Hope you have enjoyed these, thanks for visiting.
We have had a very, very lovely day today – not only going to Hardwick Hall for the day but because my lovely daughter Ellie works there had a brilliant ‘behind the scenes’ experience which was amazing.
Here is the Hall in the lovely sunlight – as a contemporary of Bess’s wrote when it was built – ‘more glass than wall’.
Here are some pictures of what the public gets to see.
The beautiful velvet heraldic embroidery created by Bess of Hardwick herself, the blue silk bed hangings, the Great Hall with its bed canopy.
But we also got to go up on the roof! This is the top of the hall and the view from one of the small banqueting rooms that are in the towers.
The best bit for me was going into the textile store rooms in the attic.Here are all the boxes with little pictures of the contents.
And here is Ellie opening one of the boxes for us.This contained a beautiful velvet hanging of flowers.
Another box had some more of the most wonderful of Bess’s heraldic pieces, here I am close up to this piece – no glass at all, heaven!!
I feel very, very priviliged to have been able to do this – thank you Ellie!
And we were able to see the Gideon tapestries that have been away for conservation that she has been helping rehang – go and visit her blog for more details of this. The pictures below show the before and after effects of the cleaning.
A brilliant day – I loved it!
Take care all of you and thanks for visiting.
I am off to Florence on Sunday with my Mum so there may be some pictures of medieval art and churches when I get back – you never know!
Well the snow has almost gone here in Yorkshire apart from bits on the hills, we have Spring flowers appearing and have had a couple of warm days recently so we are all feeling very happy!
One of my favourite parts of the China Nationalities Museum that I visited while in Beijing was the exhibition of needlework, this sign outside perfectly captures how I, (and it would seem the museum organisers), feel about stitching!
There were themed displays of footwear (including the very sad lotus feet shoes for bound feet), bags, headwear and gifts – these little embroidered tokens of love and affection are called henbao.
I was interested to see cross stitch and patchwork in the bags as well as the more traditional Chinese silk embroidery.
There was also a section devoted to needlework tools – anyone remember these pincushions at the top of the photo?
My Nana had one when I was little (as well as the tomato one with the strawberry emery attached).
In another part of the museum there were some displays of traditional Miao people costume, with beautiful silver headdresses and embroidered robes.
Each strand of the skirt is a separate piece joined with silver beads.
I have had a busy week craft wise, have finished and posted my Spring ornament for the Seasonal Exchange, part made two bags out of recycled denim and pillowcases and been to two knitting groups (though more drinking coffee and wine was done than actual knitting – as usual!)
And next week the season starts again!
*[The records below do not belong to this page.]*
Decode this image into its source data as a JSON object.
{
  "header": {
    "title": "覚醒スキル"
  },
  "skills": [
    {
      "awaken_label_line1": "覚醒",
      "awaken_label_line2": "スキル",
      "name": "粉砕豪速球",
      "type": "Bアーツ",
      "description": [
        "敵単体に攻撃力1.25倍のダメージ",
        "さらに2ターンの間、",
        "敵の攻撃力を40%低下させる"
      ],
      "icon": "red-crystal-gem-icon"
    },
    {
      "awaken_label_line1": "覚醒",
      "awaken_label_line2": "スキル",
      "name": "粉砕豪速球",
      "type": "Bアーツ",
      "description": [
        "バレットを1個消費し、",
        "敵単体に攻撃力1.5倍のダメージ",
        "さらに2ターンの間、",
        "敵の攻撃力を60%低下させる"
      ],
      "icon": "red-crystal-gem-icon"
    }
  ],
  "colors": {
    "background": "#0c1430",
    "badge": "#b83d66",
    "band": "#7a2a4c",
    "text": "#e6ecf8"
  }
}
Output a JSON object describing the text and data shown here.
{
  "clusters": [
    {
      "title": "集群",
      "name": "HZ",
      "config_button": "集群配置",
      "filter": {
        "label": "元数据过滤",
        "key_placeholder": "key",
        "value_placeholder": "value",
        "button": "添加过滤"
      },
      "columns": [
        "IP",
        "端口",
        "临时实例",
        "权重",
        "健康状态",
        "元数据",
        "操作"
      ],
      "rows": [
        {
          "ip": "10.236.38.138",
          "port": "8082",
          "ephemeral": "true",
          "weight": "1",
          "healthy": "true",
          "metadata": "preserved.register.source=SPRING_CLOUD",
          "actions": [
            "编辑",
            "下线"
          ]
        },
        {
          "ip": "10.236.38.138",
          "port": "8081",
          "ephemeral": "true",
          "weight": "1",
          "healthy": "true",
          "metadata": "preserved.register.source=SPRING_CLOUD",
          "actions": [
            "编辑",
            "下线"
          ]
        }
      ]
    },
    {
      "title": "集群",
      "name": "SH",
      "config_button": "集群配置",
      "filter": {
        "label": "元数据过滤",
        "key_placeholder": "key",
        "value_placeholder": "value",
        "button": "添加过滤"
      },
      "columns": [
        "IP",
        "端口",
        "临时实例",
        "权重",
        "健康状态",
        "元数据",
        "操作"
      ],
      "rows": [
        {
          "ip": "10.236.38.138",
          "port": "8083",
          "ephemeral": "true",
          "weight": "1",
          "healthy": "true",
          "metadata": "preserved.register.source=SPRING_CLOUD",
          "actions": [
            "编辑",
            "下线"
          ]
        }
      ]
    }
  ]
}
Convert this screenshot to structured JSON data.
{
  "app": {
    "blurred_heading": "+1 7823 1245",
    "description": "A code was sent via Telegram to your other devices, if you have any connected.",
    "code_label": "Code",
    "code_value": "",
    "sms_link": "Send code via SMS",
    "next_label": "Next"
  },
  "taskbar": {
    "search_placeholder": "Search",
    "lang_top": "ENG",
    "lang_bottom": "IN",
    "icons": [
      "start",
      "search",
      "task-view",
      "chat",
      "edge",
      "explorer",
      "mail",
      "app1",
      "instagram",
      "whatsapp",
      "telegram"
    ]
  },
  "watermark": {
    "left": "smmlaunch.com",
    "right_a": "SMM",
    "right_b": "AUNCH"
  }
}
They joy of seeing all my re-enactment friends and camping and campfires and BBQs – I shall be so happy :-)
I must get around to putting up the events page for this year but next weekend we are at Bolsover Castle in Derbyshire - on Sat and Sun celebrating the victory of St George over the evil Dragon Knight! Please come and join us if you can.
Take care and thank you for visiting.